KANSAS CITY, Mo. – Don't worry if big, powerful Derrick Johnson sees you stealing his parking space.
He'll probably just give you a "tsk-tsk" look and drive away.
If he sees you in an opposing uniform carrying a football, do worry. That's when Mr. Nice Guy becomes Mr. Nasty.
It's almost as though Kansas City's sixth-year linebacker, who is playing the best football of his life, has multiple personalities. Away from the game, he's a milquetoast, someone who's darn near impossible to upset.
"Derrick is nice and quiet off the field, a great guy," coach Todd Haley said.
But stick him in a football game and smiles turn to snarls as he channels his inner Dick Butkus.
"He cranks it up on Sunday," said Haley with a grin, adding, "I'm glad he does."
Haley and the Chiefs were never happier with their quick-hitting inside linebacker than last Sunday in Oakland when he played what may have been the best game of his career.
Not only did Johnson have 12 solo tackles, he also got credit for three of four stops in the key defensive series of the game, a second-quarter goalline stand while KC was protecting a 14-0 lead.
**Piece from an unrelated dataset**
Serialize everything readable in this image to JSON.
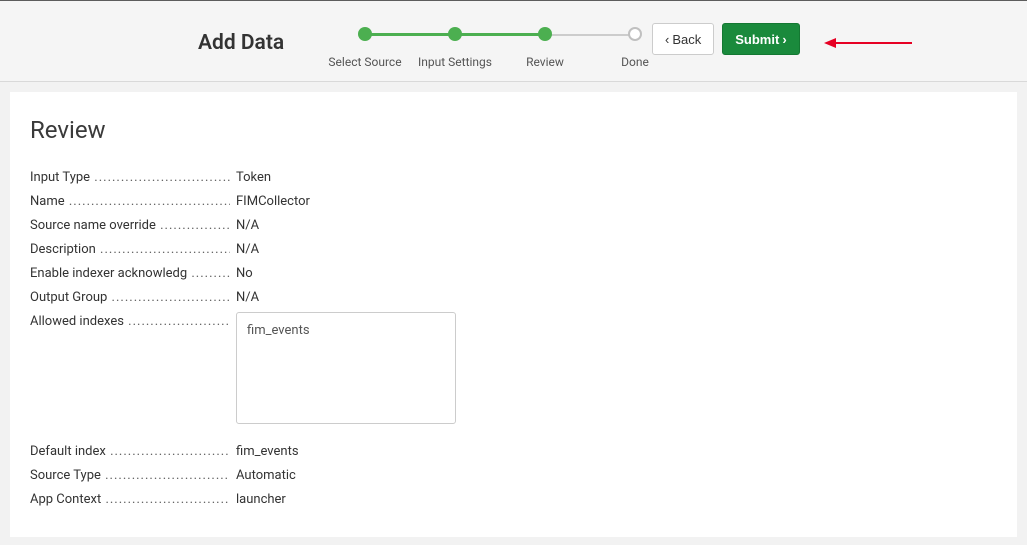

The secondary stole the show with six interceptions and cornerback Brandon Flowers was selected the AFC defensive player of the week. But Flowers insists he ought to share honors with Johnson.
"Man, he's having a stellar, stellar year, the best I've ever seen him play," Flowers said. "I said I have to share player of the week with him. He does all the dirty work. All the defensive backs and quarterbacks get all the glory, but Derrick Johnson has won a lot of games for us."
And off the field?
"Nicest guy you'll ever meet," Flowers said.
It's true, says Johnson. His Jekyll-and-Hyde personality even amazes himself.
"I'm so much of a humble guy off the field," he said. "That's just how I grew up. Everybody sees me as a real chilled guy. On the field, there's a switch that goes on. I get quick-tempered."
It's not that he makes an effort.
"It's natural," he said. "And I like that it's natural. Sometimes when you get into that (motivation) thing — 'Man, I've got to do something to make myself get up,' that's not going to happen. I'm such a nice guy off the field, it's amazing how I can get on the field and have a quick temper. A crazy temper."
So off the field, he never gets mad at anything?
"I can't say that. But I have a control of myself off the field."
When Haley took over as head coach in 2009, Johnson was known as an underachiever, a first-round draft pick who'd never lived up to the billing that came with his winning the Butkus Award as the nation's best college linebacker.
The first year under Haley was the most miserable of his career. He hardly ever started.
But during training camp in 2010, he said he was a better player than he'd been, and went out and finally established himself as NFL linebacker to be reckoned with. He led the AFC West champs with 147 tackles. He had one game where he intercepted two passes and returned them for touchdowns.
But not even that eclipsed what he did Sunday in Oakland when the Chiefs, after an 0-3 start, evened their record at 3-3 and set up a Monday night showdown with San Diego that'll have first place in the AFC West on the line.
"Derrick's game was as good as I've seen him," Haley said. "A couple of plays he made were truly just monster plays in the game as far as keeping it, going the direction we wanted it to go. He was right in the middle of it so many times."
In practice, even Johnson's teammates were impressed with how he was doing.
"I heard players talking during practice last week. Derrick hit somebody on one of the days we were in pads and somebody said, 'He's a striker.' He can be cruising along and, 'Bam!' He has that ability to leverage and knock people around. some of those plays (against Oakland) were just phenomenal."
As long as he has football as an outlet, Derrick Johnson is not likely to get mad at anything.
"I like football because on the field, that temper can go off and it's great," he said.